Kung Fu Panda took four years to make. According to VFX supervisor Markus Manninen, the computer animation used throughout the film was more complex than anything DreamWorks had done before. The first DreamWorks Animation film to be released in IMAX, Kung Fu Panda was the 3rd highest grossing film of 2008.
The film was originally going to be a spoof of the kung fu genre, but one of the directors, John Stevenson, wanted to have a blend of comedy and action to make the film more epic, saying, “I wasn’t interested in making fun of martial arts movies, because I really think they can be great films; they can be as good as any genre movie when they’re done properly.”
The opening scene is an homage to Japanese anime, as both directors are big fan of the genre. They wanted to distinguish the opening dream sequence, so it was hand drawn, whereas the rest of the film (with the further exception of the animation in the end credits) was CGI.

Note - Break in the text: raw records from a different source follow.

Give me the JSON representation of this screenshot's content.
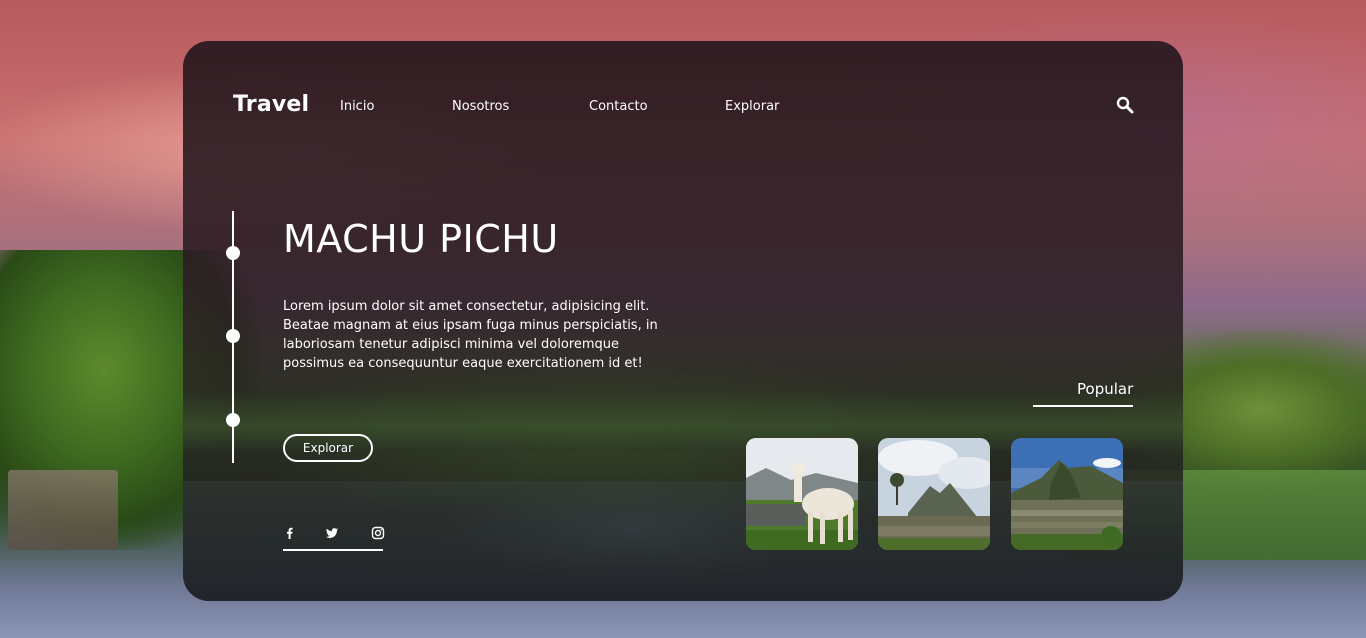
{
  "brand": {
    "logo": "Travel"
  },
  "nav": {
    "items": [
      {
        "label": "Inicio"
      },
      {
        "label": "Nosotros"
      },
      {
        "label": "Contacto"
      },
      {
        "label": "Explorar"
      }
    ],
    "search_icon": "search-icon"
  },
  "hero": {
    "title": "MACHU PICHU",
    "description": "Lorem ipsum dolor sit amet consectetur, adipisicing elit. Beatae magnam at eius ipsam fuga minus perspiciatis, in laboriosam tenetur adipisci minima vel doloremque possimus ea consequuntur eaque exercitationem id et!",
    "button_label": "Explorar"
  },
  "social": {
    "icons": [
      "facebook-icon",
      "twitter-icon",
      "instagram-icon"
    ]
  },
  "popular": {
    "label": "Popular",
    "cards": [
      "llama-photo",
      "mountain-ruins-photo",
      "machu-picchu-photo"
    ]
  },
  "colors": {
    "text": "#ffffff",
    "card_overlay": "#2a1e24"
  }
}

One character that needed revisions was Tai Lung, who continually seemed too sympathetic as the villain of the story. As a result, the producers included the sequence that illustrates the story Tigress told about Tai Lung’s betrayal of his father’s principles, and his rampage after being refused the Dragon Scroll to make him sufficiently despicable to the audience. By contrast, Po was refined by Jack Black and the writers from an unpleasant obsessed fan who unsettled his heroes to an affable martial arts lore devotee, painfully self-aware of his inadequacies.

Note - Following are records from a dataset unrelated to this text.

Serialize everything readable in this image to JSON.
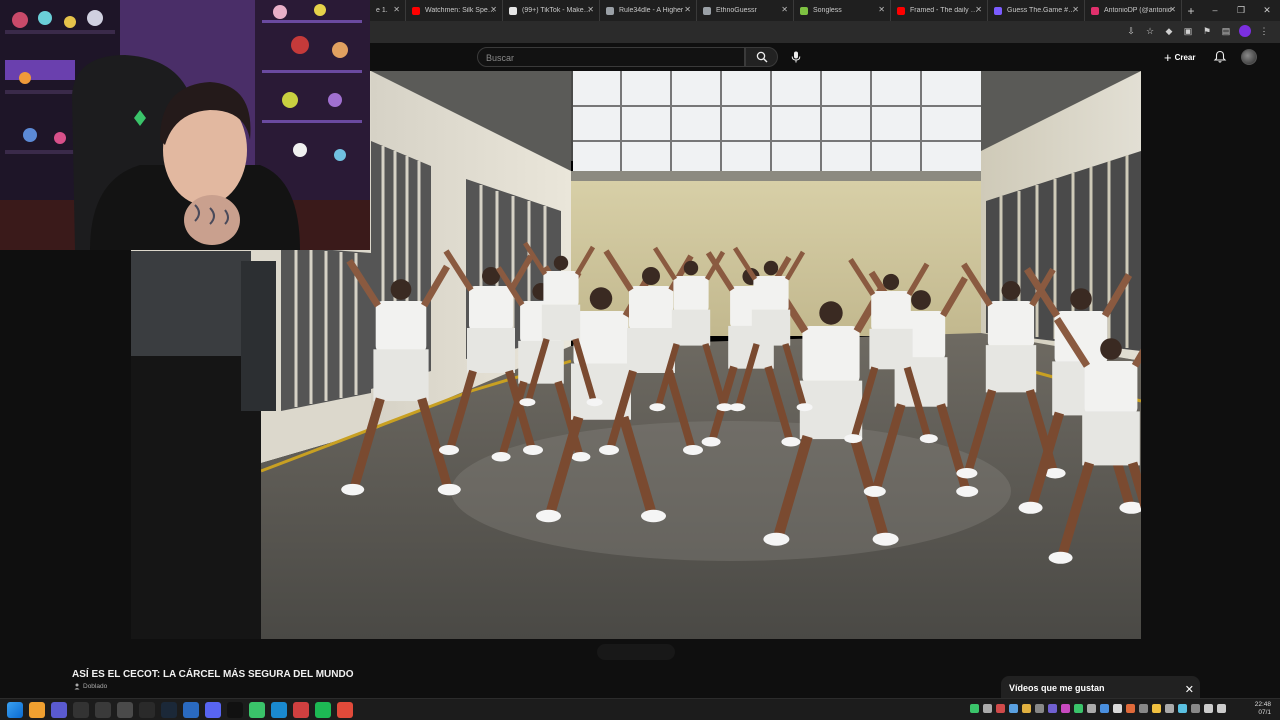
{
  "browser": {
    "tabs": [
      {
        "label": "e 1.",
        "color": "#c33"
      },
      {
        "label": "Watchmen: Silk Spectre",
        "color": "#ff0000"
      },
      {
        "label": "(99+) TikTok - Make Yo",
        "color": "#e5e5e5"
      },
      {
        "label": "Rule34dle - A Higher",
        "color": "#9aa0a6"
      },
      {
        "label": "EthnoGuessr",
        "color": "#9aa0a6"
      },
      {
        "label": "Songless",
        "color": "#7ec242"
      },
      {
        "label": "Framed - The daily mo",
        "color": "#ff0000"
      },
      {
        "label": "Guess The.Game #133",
        "color": "#7b5cff"
      },
      {
        "label": "AntonioDP (@antonio",
        "color": "#e1306c"
      }
    ],
    "window_controls": {
      "minimize": "–",
      "maximize": "❐",
      "close": "✕"
    }
  },
  "youtube": {
    "search_placeholder": "Buscar",
    "create_label": "Crear",
    "video_title": "ASÍ ES EL CECOT: LA CÁRCEL MÁS SEGURA DEL MUNDO",
    "dub_label": "Doblado",
    "liked_panel_title": "Vídeos que me gustan"
  },
  "taskbar": {
    "time": "22:48",
    "date": "07/1",
    "icons": [
      "windows-start",
      "search",
      "app-v",
      "app-bk",
      "app-dot",
      "app-ds",
      "app-obs",
      "app-steam",
      "app-s",
      "app-discord",
      "tiktok",
      "app-green",
      "app-c",
      "app-red",
      "app-sp",
      "app-chrome"
    ]
  }
}
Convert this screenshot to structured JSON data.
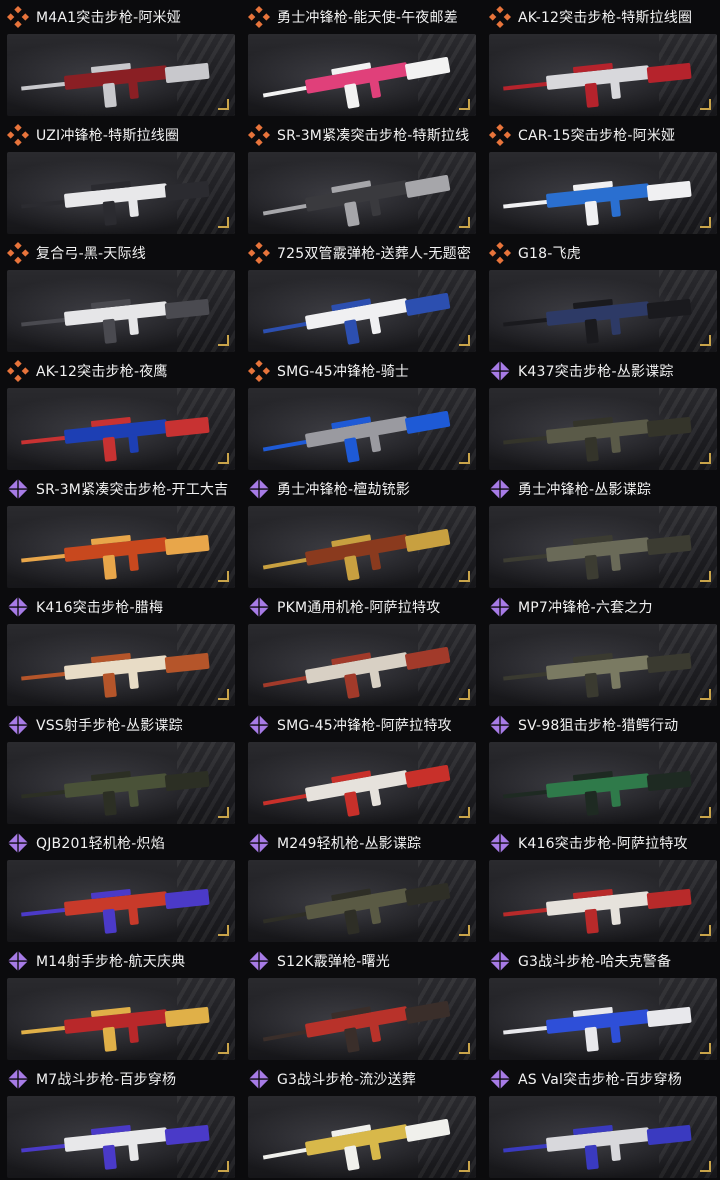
{
  "colors": {
    "legendary_icon": "#e8743b",
    "epic_icon": "#a77be6",
    "background": "#0b0b0d"
  },
  "items": [
    {
      "label": "M4A1突击步枪-阿米娅",
      "rarity": "legendary",
      "skin": [
        "#8a1f24",
        "#c8c8cc"
      ]
    },
    {
      "label": "勇士冲锋枪-能天使-午夜邮差",
      "rarity": "legendary",
      "skin": [
        "#e0407a",
        "#f2f2f2"
      ]
    },
    {
      "label": "AK-12突击步枪-特斯拉线圈",
      "rarity": "legendary",
      "skin": [
        "#d8d8dc",
        "#b5232c"
      ]
    },
    {
      "label": "UZI冲锋枪-特斯拉线圈",
      "rarity": "legendary",
      "skin": [
        "#e8e8ea",
        "#2b2b30"
      ]
    },
    {
      "label": "SR-3M紧凑突击步枪-特斯拉线",
      "rarity": "legendary",
      "skin": [
        "#3a3a3e",
        "#a6a6aa"
      ]
    },
    {
      "label": "CAR-15突击步枪-阿米娅",
      "rarity": "legendary",
      "skin": [
        "#2a6fd0",
        "#f0f0f2"
      ]
    },
    {
      "label": "复合弓-黑-天际线",
      "rarity": "legendary",
      "skin": [
        "#e6e6e8",
        "#4a4a50"
      ]
    },
    {
      "label": "725双管霰弹枪-送葬人-无题密",
      "rarity": "legendary",
      "skin": [
        "#f0f0f2",
        "#2c4fb0"
      ]
    },
    {
      "label": "G18-飞虎",
      "rarity": "legendary",
      "skin": [
        "#2d3a66",
        "#1a1a1e"
      ]
    },
    {
      "label": "AK-12突击步枪-夜鹰",
      "rarity": "legendary",
      "skin": [
        "#1d3fb4",
        "#c83232"
      ]
    },
    {
      "label": "SMG-45冲锋枪-骑士",
      "rarity": "legendary",
      "skin": [
        "#9a9aa0",
        "#1e5ad6"
      ]
    },
    {
      "label": "K437突击步枪-丛影谍踪",
      "rarity": "epic",
      "skin": [
        "#5a5a48",
        "#34342a"
      ]
    },
    {
      "label": "SR-3M紧凑突击步枪-开工大吉",
      "rarity": "epic",
      "skin": [
        "#c8481e",
        "#e8a64a"
      ]
    },
    {
      "label": "勇士冲锋枪-檀劫铳影",
      "rarity": "epic",
      "skin": [
        "#8a3a1e",
        "#c8a040"
      ]
    },
    {
      "label": "勇士冲锋枪-丛影谍踪",
      "rarity": "epic",
      "skin": [
        "#6a6a58",
        "#3c3c32"
      ]
    },
    {
      "label": "K416突击步枪-腊梅",
      "rarity": "epic",
      "skin": [
        "#e8dcc6",
        "#b5552a"
      ]
    },
    {
      "label": "PKM通用机枪-阿萨拉特攻",
      "rarity": "epic",
      "skin": [
        "#d8d0c4",
        "#a23a2a"
      ]
    },
    {
      "label": "MP7冲锋枪-六套之力",
      "rarity": "epic",
      "skin": [
        "#7a7a62",
        "#3a3a30"
      ]
    },
    {
      "label": "VSS射手步枪-丛影谍踪",
      "rarity": "epic",
      "skin": [
        "#4a5238",
        "#2c2f24"
      ]
    },
    {
      "label": "SMG-45冲锋枪-阿萨拉特攻",
      "rarity": "epic",
      "skin": [
        "#e6e2dc",
        "#c8302a"
      ]
    },
    {
      "label": "SV-98狙击步枪-猎鳄行动",
      "rarity": "epic",
      "skin": [
        "#2f7a4a",
        "#1e2a22"
      ]
    },
    {
      "label": "QJB201轻机枪-炽焰",
      "rarity": "epic",
      "skin": [
        "#c83a2a",
        "#4b3ac8"
      ]
    },
    {
      "label": "M249轻机枪-丛影谍踪",
      "rarity": "epic",
      "skin": [
        "#5a5a44",
        "#2e2e26"
      ]
    },
    {
      "label": "K416突击步枪-阿萨拉特攻",
      "rarity": "epic",
      "skin": [
        "#e6e2dc",
        "#b82a2a"
      ]
    },
    {
      "label": "M14射手步枪-航天庆典",
      "rarity": "epic",
      "skin": [
        "#b8282a",
        "#e0b048"
      ]
    },
    {
      "label": "S12K霰弹枪-曙光",
      "rarity": "epic",
      "skin": [
        "#b8322a",
        "#3a2e2a"
      ]
    },
    {
      "label": "G3战斗步枪-哈夫克警备",
      "rarity": "epic",
      "skin": [
        "#2e4fd8",
        "#e8e8ec"
      ]
    },
    {
      "label": "M7战斗步枪-百步穿杨",
      "rarity": "epic",
      "skin": [
        "#e8e8ea",
        "#4a3ac8"
      ]
    },
    {
      "label": "G3战斗步枪-流沙送葬",
      "rarity": "epic",
      "skin": [
        "#d8b84a",
        "#f0f0ec"
      ]
    },
    {
      "label": "AS Val突击步枪-百步穿杨",
      "rarity": "epic",
      "skin": [
        "#d8d8dc",
        "#3a3ac0"
      ]
    }
  ]
}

The Kung Fu/Wuxia convention, where attacks on the correct nerve/Chi points can cause paralysis and other effects, is adopted, although it is not explained in the film, and the jade figurine topped sticks on the shell worn on the imprisoned Tai Lung are positioned at the traditional Chi energy points of the body. The sticks are intended to keep the villain from accessing the power from those points, which is why he was first concerned about removing them before attempting to break his chains.

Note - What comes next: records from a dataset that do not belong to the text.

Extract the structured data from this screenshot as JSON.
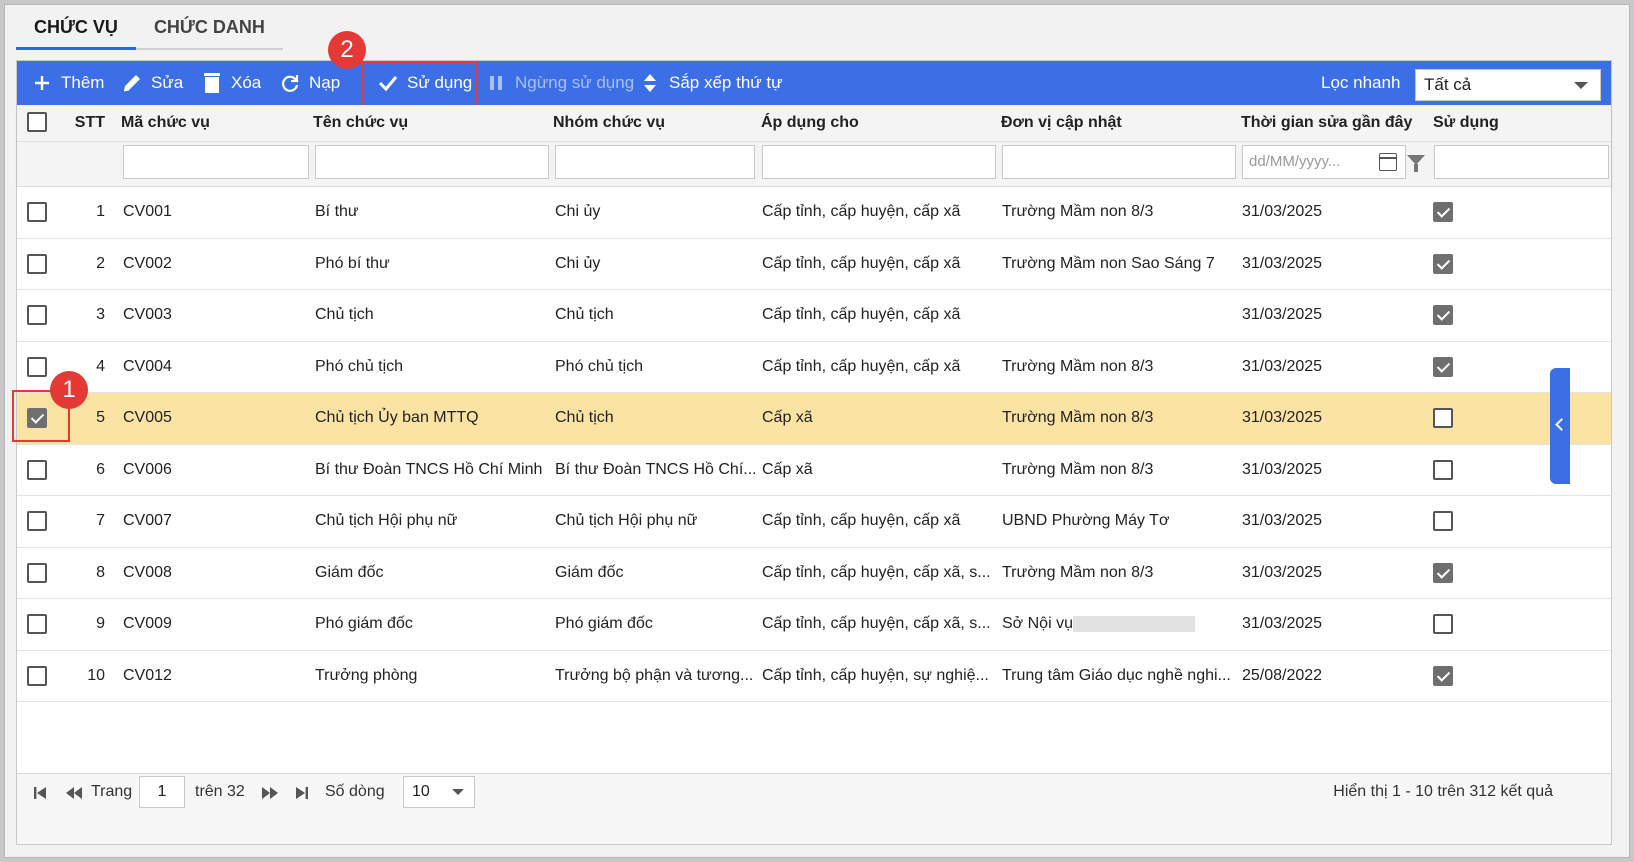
{
  "tabs": [
    {
      "label": "CHỨC VỤ",
      "active": true
    },
    {
      "label": "CHỨC DANH",
      "active": false
    }
  ],
  "toolbar": {
    "add": "Thêm",
    "edit": "Sửa",
    "delete": "Xóa",
    "reload": "Nạp",
    "use": "Sử dụng",
    "stop_use": "Ngừng sử dụng",
    "sort": "Sắp xếp thứ tự",
    "quick_filter_label": "Lọc nhanh",
    "quick_filter_value": "Tất cả"
  },
  "columns": {
    "stt": "STT",
    "code": "Mã chức vụ",
    "name": "Tên chức vụ",
    "group": "Nhóm chức vụ",
    "apply": "Áp dụng cho",
    "unit": "Đơn vị cập nhật",
    "time": "Thời gian sửa gần đây",
    "use": "Sử dụng"
  },
  "filters": {
    "date_placeholder": "dd/MM/yyyy..."
  },
  "rows": [
    {
      "stt": "1",
      "code": "CV001",
      "name": "Bí thư",
      "group": "Chi ủy",
      "apply": "Cấp tỉnh, cấp huyện, cấp xã",
      "unit": "Trường Mầm non 8/3",
      "time": "31/03/2025",
      "use": true,
      "selected": false
    },
    {
      "stt": "2",
      "code": "CV002",
      "name": "Phó bí thư",
      "group": "Chi ủy",
      "apply": "Cấp tỉnh, cấp huyện, cấp xã",
      "unit": "Trường Mầm non Sao Sáng 7",
      "time": "31/03/2025",
      "use": true,
      "selected": false
    },
    {
      "stt": "3",
      "code": "CV003",
      "name": "Chủ tịch",
      "group": "Chủ tịch",
      "apply": "Cấp tỉnh, cấp huyện, cấp xã",
      "unit": "",
      "time": "31/03/2025",
      "use": true,
      "selected": false
    },
    {
      "stt": "4",
      "code": "CV004",
      "name": "Phó chủ tịch",
      "group": "Phó chủ tịch",
      "apply": "Cấp tỉnh, cấp huyện, cấp xã",
      "unit": "Trường Mầm non 8/3",
      "time": "31/03/2025",
      "use": true,
      "selected": false
    },
    {
      "stt": "5",
      "code": "CV005",
      "name": "Chủ tịch Ủy ban MTTQ",
      "group": "Chủ tịch",
      "apply": "Cấp xã",
      "unit": "Trường Mầm non 8/3",
      "time": "31/03/2025",
      "use": false,
      "selected": true
    },
    {
      "stt": "6",
      "code": "CV006",
      "name": "Bí thư Đoàn TNCS Hồ Chí Minh",
      "group": "Bí thư Đoàn TNCS Hồ Chí...",
      "apply": "Cấp xã",
      "unit": "Trường Mầm non 8/3",
      "time": "31/03/2025",
      "use": false,
      "selected": false
    },
    {
      "stt": "7",
      "code": "CV007",
      "name": "Chủ tịch Hội phụ nữ",
      "group": "Chủ tịch Hội phụ nữ",
      "apply": "Cấp tỉnh, cấp huyện, cấp xã",
      "unit": "UBND Phường Máy Tơ",
      "time": "31/03/2025",
      "use": false,
      "selected": false
    },
    {
      "stt": "8",
      "code": "CV008",
      "name": "Giám đốc",
      "group": "Giám đốc",
      "apply": "Cấp tỉnh, cấp huyện, cấp xã, s...",
      "unit": "Trường Mầm non 8/3",
      "time": "31/03/2025",
      "use": true,
      "selected": false
    },
    {
      "stt": "9",
      "code": "CV009",
      "name": "Phó giám đốc",
      "group": "Phó giám đốc",
      "apply": "Cấp tỉnh, cấp huyện, cấp xã, s...",
      "unit": "Sở Nội vụ",
      "time": "31/03/2025",
      "use": false,
      "selected": false,
      "unit_redacted": true
    },
    {
      "stt": "10",
      "code": "CV012",
      "name": "Trưởng phòng",
      "group": "Trưởng bộ phận và tương...",
      "apply": "Cấp tỉnh, cấp huyện, sự nghiệ...",
      "unit": "Trung tâm Giáo dục nghề nghi...",
      "time": "25/08/2022",
      "use": true,
      "selected": false
    }
  ],
  "footer": {
    "page_label": "Trang",
    "page_value": "1",
    "of_label": "trên 32",
    "rows_label": "Số dòng",
    "rows_value": "10",
    "summary": "Hiển thị 1 - 10 trên 312 kết quả"
  },
  "markers": {
    "m1": "1",
    "m2": "2"
  },
  "colors": {
    "accent": "#3c6ee6",
    "selected_row": "#fbe3a4",
    "callout": "#e53935"
  }
}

Kung Fu Panda had a massive impact upon the Chinese audience when it released. To get the ambiance of the film perfect, production designer Raymond Zibach and art director Heng Tang had spent years researching Chinese art and kung fu movies. This effort, combined with the rest of the crew’s extensive research and knowledge of Chinese culture, so impressed the Chinese that there were meetings by official government cultural bodies to discuss why their own country has not produced animated films of such quality themselves.